* Your objective *
Exact copies of the records below are needed, free of pictures.

* Given information *
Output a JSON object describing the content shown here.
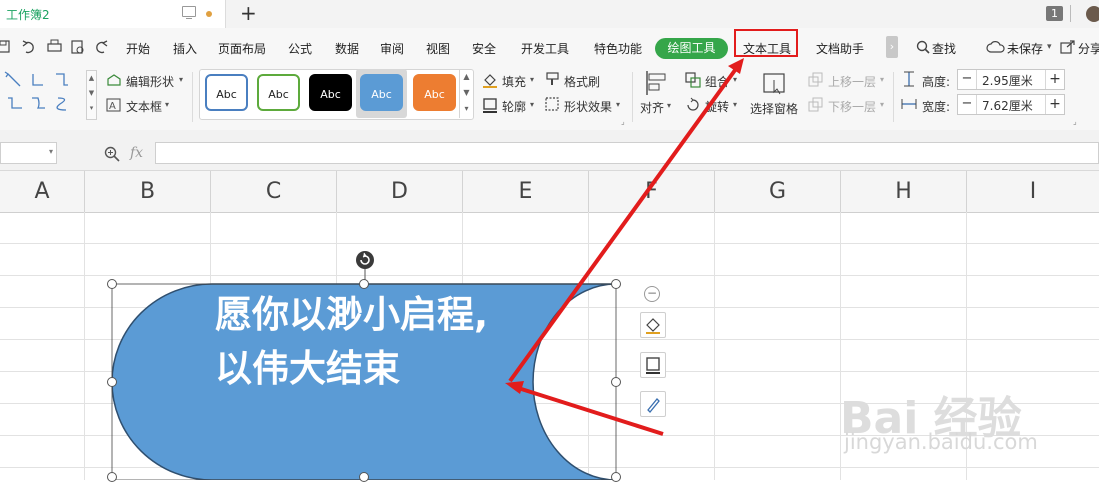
{
  "title_bar": {
    "doc_tab_title": "工作簿2",
    "new_tab": "+",
    "window_count": "1"
  },
  "menu": {
    "items": [
      "开始",
      "插入",
      "页面布局",
      "公式",
      "数据",
      "审阅",
      "视图",
      "安全",
      "开发工具",
      "特色功能",
      "绘图工具",
      "文本工具",
      "文档助手"
    ],
    "active_tab": "绘图工具",
    "search": "查找",
    "unsaved": "未保存",
    "share": "分享"
  },
  "ribbon": {
    "edit_shape": "编辑形状",
    "text_box": "文本框",
    "style_buttons": [
      {
        "label": "Abc",
        "bg": "#ffffff",
        "border": "#4a7fc0",
        "color": "#222222"
      },
      {
        "label": "Abc",
        "bg": "#ffffff",
        "border": "#5daa3c",
        "color": "#222222"
      },
      {
        "label": "Abc",
        "bg": "#000000",
        "border": "#000000",
        "color": "#ffffff"
      },
      {
        "label": "Abc",
        "bg": "#5b9bd5",
        "border": "#5b9bd5",
        "color": "#ffffff"
      },
      {
        "label": "Abc",
        "bg": "#ed7d31",
        "border": "#ed7d31",
        "color": "#ffffff"
      }
    ],
    "fill": "填充",
    "format_painter": "格式刷",
    "outline": "轮廓",
    "shape_effects": "形状效果",
    "align": "对齐",
    "group": "组合",
    "rotate": "旋转",
    "selection_pane": "选择窗格",
    "bring_forward": "上移一层",
    "send_backward": "下移一层",
    "height_label": "高度:",
    "height_value": "2.95厘米",
    "width_label": "宽度:",
    "width_value": "7.62厘米"
  },
  "formula_bar": {
    "fx": "fx",
    "value": ""
  },
  "columns": [
    "A",
    "B",
    "C",
    "D",
    "E",
    "F",
    "G",
    "H",
    "I"
  ],
  "shape": {
    "line1": "愿你以渺小启程,",
    "line2": "以伟大结束",
    "fill_color": "#5b9bd5"
  },
  "watermark": {
    "logo": "Bai 经验",
    "url": "jingyan.baidu.com"
  },
  "colors": {
    "accent_green": "#35a64a",
    "annotation_red": "#e21c1c"
  }
}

* Exercise answer *
Output a JSON object describing the content shown here.
{
  "title_bar": {
    "doc_tab_title": "工作簿2",
    "new_tab": "+",
    "window_count": "1"
  },
  "menu": {
    "items": [
      "开始",
      "插入",
      "页面布局",
      "公式",
      "数据",
      "审阅",
      "视图",
      "安全",
      "开发工具",
      "特色功能",
      "绘图工具",
      "文本工具",
      "文档助手"
    ],
    "active_tab": "绘图工具",
    "search": "查找",
    "unsaved": "未保存",
    "share": "分享"
  },
  "ribbon": {
    "edit_shape": "编辑形状",
    "text_box": "文本框",
    "style_buttons": [
      {
        "label": "Abc",
        "bg": "#ffffff",
        "border": "#4a7fc0",
        "color": "#222222"
      },
      {
        "label": "Abc",
        "bg": "#ffffff",
        "border": "#5daa3c",
        "color": "#222222"
      },
      {
        "label": "Abc",
        "bg": "#000000",
        "border": "#000000",
        "color": "#ffffff"
      },
      {
        "label": "Abc",
        "bg": "#5b9bd5",
        "border": "#5b9bd5",
        "color": "#ffffff"
      },
      {
        "label": "Abc",
        "bg": "#ed7d31",
        "border": "#ed7d31",
        "color": "#ffffff"
      }
    ],
    "fill": "填充",
    "format_painter": "格式刷",
    "outline": "轮廓",
    "shape_effects": "形状效果",
    "align": "对齐",
    "group": "组合",
    "rotate": "旋转",
    "selection_pane": "选择窗格",
    "bring_forward": "上移一层",
    "send_backward": "下移一层",
    "height_label": "高度:",
    "height_value": "2.95厘米",
    "width_label": "宽度:",
    "width_value": "7.62厘米"
  },
  "formula_bar": {
    "fx": "fx",
    "value": ""
  },
  "columns": [
    "A",
    "B",
    "C",
    "D",
    "E",
    "F",
    "G",
    "H",
    "I"
  ],
  "shape": {
    "line1": "愿你以渺小启程,",
    "line2": "以伟大结束",
    "fill_color": "#5b9bd5"
  },
  "watermark": {
    "logo": "Bai 经验",
    "url": "jingyan.baidu.com"
  },
  "colors": {
    "accent_green": "#35a64a",
    "annotation_red": "#e21c1c"
  }
}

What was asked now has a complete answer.